Coffee $5
Coffee please $4

The first thing it reminded me of was my mother nagging me as a child of the importance of always saying please when you ask for something. The second, a much more interesting idea, is that of passing on value to customers who adhere to the same principles as you do.

The price is largely irrelevant here. Any seasoned coffee drinker will tell you that the going rate for a decent cup of caffeine is around $4, so the cynic could point out they are not rewarding anyone. But they’d be missing the point. Highlighting the fact that these baristas would prefer friendly, pleasant, well-mannered people in their cafe is the point. Because the expectation is that they are going to be friendly, pleasant and well-mannered in return.

Positive Exclusivity
We have read before in this parish the importance of businesses recognising customer lifetime value over short-term acquisition tricks. Here we see this taken a little further with the idea of continuously rewarding customers who adhere to your values and openly penalising those who do not. It is positive exclusivity from the outset. It says, because you are ‘one of us’ you pay less. This is distinct from getting $10 off your grocery shop after spending $1000 because it is not linked to your investment in the business, it is a reward for value alignment.

In the club
Another example I’ve seen before was also the hospitality industry: “That beer costs $7 if you live round here or $10 if you are a tourist. If you come here all year round, you shouldn’t have to pay our bumped up tourist prices”.
By being a member of a special interest group often yields results too. “Oh you are part of the cycling association, oh well, why didn’t you say…?”

Why don’t all businesses think like this? Why don’t we always get rewarded for value alignment and accept that we pay more if we are in some way misaligned? I imagine because it is hard to measure value alignment efficiently without clear signals like the please, the proof of residence or the cycling association card. You can’t just walk into McDonalds shouting “I’m Lovin’ it” and expect a discount, you are more likely to be escorted off the premises!

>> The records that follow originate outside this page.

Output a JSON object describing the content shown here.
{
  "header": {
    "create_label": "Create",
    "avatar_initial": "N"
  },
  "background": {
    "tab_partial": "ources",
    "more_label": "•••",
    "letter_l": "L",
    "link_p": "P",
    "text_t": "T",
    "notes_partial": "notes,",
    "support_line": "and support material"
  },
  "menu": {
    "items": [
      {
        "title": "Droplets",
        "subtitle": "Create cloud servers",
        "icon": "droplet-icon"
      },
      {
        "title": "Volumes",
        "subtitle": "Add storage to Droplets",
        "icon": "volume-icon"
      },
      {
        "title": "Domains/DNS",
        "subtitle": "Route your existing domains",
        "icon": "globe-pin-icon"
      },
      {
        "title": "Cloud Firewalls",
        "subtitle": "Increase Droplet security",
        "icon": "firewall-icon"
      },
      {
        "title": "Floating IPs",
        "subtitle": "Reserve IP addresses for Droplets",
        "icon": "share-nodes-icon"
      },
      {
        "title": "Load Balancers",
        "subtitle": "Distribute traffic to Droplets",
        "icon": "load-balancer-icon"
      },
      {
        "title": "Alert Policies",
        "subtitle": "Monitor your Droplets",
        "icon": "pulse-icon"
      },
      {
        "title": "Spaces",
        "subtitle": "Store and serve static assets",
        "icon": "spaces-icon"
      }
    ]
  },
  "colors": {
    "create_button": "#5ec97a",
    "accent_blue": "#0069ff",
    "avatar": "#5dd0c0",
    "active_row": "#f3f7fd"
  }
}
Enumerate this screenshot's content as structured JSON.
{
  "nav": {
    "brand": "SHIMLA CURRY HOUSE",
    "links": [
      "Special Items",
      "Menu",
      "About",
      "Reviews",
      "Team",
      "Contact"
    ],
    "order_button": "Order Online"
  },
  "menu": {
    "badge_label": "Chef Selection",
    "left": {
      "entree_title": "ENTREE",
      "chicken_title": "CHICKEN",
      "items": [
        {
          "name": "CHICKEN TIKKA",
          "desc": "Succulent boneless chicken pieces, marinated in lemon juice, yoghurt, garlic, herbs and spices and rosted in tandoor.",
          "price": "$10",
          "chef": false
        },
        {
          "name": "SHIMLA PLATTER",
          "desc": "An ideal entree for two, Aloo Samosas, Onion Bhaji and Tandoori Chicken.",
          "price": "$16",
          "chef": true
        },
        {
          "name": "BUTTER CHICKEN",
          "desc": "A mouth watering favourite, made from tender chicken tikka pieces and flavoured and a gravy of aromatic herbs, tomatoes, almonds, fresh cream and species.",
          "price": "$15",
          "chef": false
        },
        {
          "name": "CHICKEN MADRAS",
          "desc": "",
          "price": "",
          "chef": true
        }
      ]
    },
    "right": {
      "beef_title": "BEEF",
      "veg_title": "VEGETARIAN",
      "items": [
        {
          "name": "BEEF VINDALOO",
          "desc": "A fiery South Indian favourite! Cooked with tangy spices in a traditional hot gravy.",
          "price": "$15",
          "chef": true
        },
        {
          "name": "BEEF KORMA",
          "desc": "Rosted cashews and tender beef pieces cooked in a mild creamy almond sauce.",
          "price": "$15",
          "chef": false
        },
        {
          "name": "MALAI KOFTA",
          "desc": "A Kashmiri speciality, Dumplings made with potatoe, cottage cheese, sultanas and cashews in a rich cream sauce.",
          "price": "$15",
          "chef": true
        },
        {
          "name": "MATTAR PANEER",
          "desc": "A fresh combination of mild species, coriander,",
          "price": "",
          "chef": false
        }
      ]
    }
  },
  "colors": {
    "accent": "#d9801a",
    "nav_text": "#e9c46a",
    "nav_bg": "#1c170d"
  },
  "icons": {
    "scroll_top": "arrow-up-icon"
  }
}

Beyond spend
There is definitely something in the idea of rewarding customers for more than just how much they spend with you. Many brands activate or promote temporarily around their values but few actually live them day in, day out. Giving customer service people the freedom to reward value alignment is a good place to start.